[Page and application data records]
________________

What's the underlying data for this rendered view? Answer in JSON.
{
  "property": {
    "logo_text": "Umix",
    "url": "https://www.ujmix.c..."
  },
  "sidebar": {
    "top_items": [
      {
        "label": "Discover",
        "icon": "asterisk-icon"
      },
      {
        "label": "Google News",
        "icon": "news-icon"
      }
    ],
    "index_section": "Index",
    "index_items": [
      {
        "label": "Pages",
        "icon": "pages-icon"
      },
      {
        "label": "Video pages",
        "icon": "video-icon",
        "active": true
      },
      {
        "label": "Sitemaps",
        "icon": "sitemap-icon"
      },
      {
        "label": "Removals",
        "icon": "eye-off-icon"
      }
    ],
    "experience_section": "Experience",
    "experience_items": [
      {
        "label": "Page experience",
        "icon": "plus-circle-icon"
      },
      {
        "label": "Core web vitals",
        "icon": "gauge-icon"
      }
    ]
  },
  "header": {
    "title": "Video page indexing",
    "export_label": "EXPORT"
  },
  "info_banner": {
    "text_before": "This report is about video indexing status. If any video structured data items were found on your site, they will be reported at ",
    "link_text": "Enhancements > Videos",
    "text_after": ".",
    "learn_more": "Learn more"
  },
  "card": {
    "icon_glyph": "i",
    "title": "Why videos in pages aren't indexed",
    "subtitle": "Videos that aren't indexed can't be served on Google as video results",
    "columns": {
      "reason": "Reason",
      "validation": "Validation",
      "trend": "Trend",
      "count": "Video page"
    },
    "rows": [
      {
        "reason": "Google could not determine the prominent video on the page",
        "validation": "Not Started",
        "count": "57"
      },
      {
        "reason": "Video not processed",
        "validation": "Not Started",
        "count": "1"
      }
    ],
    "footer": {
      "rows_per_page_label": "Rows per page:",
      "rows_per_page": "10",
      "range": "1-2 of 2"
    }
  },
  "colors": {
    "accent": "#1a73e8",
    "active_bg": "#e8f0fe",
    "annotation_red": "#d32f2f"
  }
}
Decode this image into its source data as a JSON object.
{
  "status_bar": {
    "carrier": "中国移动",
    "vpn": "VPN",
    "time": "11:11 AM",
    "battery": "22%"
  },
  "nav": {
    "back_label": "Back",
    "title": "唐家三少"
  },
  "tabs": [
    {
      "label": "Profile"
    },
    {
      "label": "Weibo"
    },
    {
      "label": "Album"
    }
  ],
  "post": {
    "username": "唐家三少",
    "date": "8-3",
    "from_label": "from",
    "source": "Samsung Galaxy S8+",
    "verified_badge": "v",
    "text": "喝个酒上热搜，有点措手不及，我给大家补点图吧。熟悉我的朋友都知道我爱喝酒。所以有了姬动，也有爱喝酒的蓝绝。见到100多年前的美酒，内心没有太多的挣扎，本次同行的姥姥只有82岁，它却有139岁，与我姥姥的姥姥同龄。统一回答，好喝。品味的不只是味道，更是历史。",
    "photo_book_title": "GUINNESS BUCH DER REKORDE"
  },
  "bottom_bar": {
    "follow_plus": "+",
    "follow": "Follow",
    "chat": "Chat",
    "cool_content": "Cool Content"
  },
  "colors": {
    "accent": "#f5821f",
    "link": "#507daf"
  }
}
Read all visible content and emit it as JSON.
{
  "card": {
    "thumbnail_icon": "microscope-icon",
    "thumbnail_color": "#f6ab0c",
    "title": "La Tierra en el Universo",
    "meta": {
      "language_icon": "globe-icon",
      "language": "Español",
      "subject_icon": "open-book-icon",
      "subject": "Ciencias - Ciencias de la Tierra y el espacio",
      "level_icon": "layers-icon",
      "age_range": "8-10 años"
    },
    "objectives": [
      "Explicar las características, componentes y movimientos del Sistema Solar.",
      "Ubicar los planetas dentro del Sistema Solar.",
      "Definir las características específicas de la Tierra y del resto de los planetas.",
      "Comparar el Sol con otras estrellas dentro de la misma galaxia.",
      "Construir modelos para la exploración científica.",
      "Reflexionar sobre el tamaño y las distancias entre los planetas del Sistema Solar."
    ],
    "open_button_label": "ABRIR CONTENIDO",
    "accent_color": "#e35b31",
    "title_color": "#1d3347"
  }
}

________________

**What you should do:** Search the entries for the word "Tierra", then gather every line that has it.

**Reply:**
    "title": "La Tierra en el Universo",
      "subject": "Ciencias - Ciencias de la Tierra y el espacio",
      "Definir las características específicas de la Tierra y del resto de los planetas.",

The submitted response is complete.